*** Opening INPUT DATA ***

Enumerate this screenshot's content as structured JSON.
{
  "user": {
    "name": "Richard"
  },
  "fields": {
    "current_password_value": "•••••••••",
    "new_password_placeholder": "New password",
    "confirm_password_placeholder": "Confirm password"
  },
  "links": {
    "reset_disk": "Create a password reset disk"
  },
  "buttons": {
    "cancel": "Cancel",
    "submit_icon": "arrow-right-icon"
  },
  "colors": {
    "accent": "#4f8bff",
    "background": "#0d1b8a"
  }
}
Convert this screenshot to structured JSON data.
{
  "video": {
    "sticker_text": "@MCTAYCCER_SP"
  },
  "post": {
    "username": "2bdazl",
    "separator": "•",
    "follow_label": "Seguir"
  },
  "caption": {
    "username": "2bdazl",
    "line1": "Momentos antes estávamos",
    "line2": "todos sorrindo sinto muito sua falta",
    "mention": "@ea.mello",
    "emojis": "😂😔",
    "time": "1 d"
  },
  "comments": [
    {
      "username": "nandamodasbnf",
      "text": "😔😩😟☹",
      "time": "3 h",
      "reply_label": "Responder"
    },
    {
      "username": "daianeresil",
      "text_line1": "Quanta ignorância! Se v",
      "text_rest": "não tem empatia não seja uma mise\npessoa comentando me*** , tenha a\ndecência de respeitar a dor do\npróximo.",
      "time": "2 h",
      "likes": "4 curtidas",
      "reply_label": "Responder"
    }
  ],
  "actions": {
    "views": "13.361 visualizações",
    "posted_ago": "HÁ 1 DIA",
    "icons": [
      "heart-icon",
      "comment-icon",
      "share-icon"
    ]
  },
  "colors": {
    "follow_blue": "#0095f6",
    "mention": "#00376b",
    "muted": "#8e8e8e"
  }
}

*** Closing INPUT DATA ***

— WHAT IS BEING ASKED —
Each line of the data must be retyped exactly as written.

— OUTPUT FOR THIS EXERCISE —
Enumerate this screenshot's content as structured JSON.
{
  "user": {
    "name": "Richard"
  },
  "fields": {
    "current_password_value": "•••••••••",
    "new_password_placeholder": "New password",
    "confirm_password_placeholder": "Confirm password"
  },
  "links": {
    "reset_disk": "Create a password reset disk"
  },
  "buttons": {
    "cancel": "Cancel",
    "submit_icon": "arrow-right-icon"
  },
  "colors": {
    "accent": "#4f8bff",
    "background": "#0d1b8a"
  }
}
Convert this screenshot to structured JSON data.
{
  "video": {
    "sticker_text": "@MCTAYCCER_SP"
  },
  "post": {
    "username": "2bdazl",
    "separator": "•",
    "follow_label": "Seguir"
  },
  "caption": {
    "username": "2bdazl",
    "line1": "Momentos antes estávamos",
    "line2": "todos sorrindo sinto muito sua falta",
    "mention": "@ea.mello",
    "emojis": "😂😔",
    "time": "1 d"
  },
  "comments": [
    {
      "username": "nandamodasbnf",
      "text": "😔😩😟☹",
      "time": "3 h",
      "reply_label": "Responder"
    },
    {
      "username": "daianeresil",
      "text_line1": "Quanta ignorância! Se v",
      "text_rest": "não tem empatia não seja uma mise\npessoa comentando me*** , tenha a\ndecência de respeitar a dor do\npróximo.",
      "time": "2 h",
      "likes": "4 curtidas",
      "reply_label": "Responder"
    }
  ],
  "actions": {
    "views": "13.361 visualizações",
    "posted_ago": "HÁ 1 DIA",
    "icons": [
      "heart-icon",
      "comment-icon",
      "share-icon"
    ]
  },
  "colors": {
    "follow_blue": "#0095f6",
    "mention": "#00376b",
    "muted": "#8e8e8e"
  }
}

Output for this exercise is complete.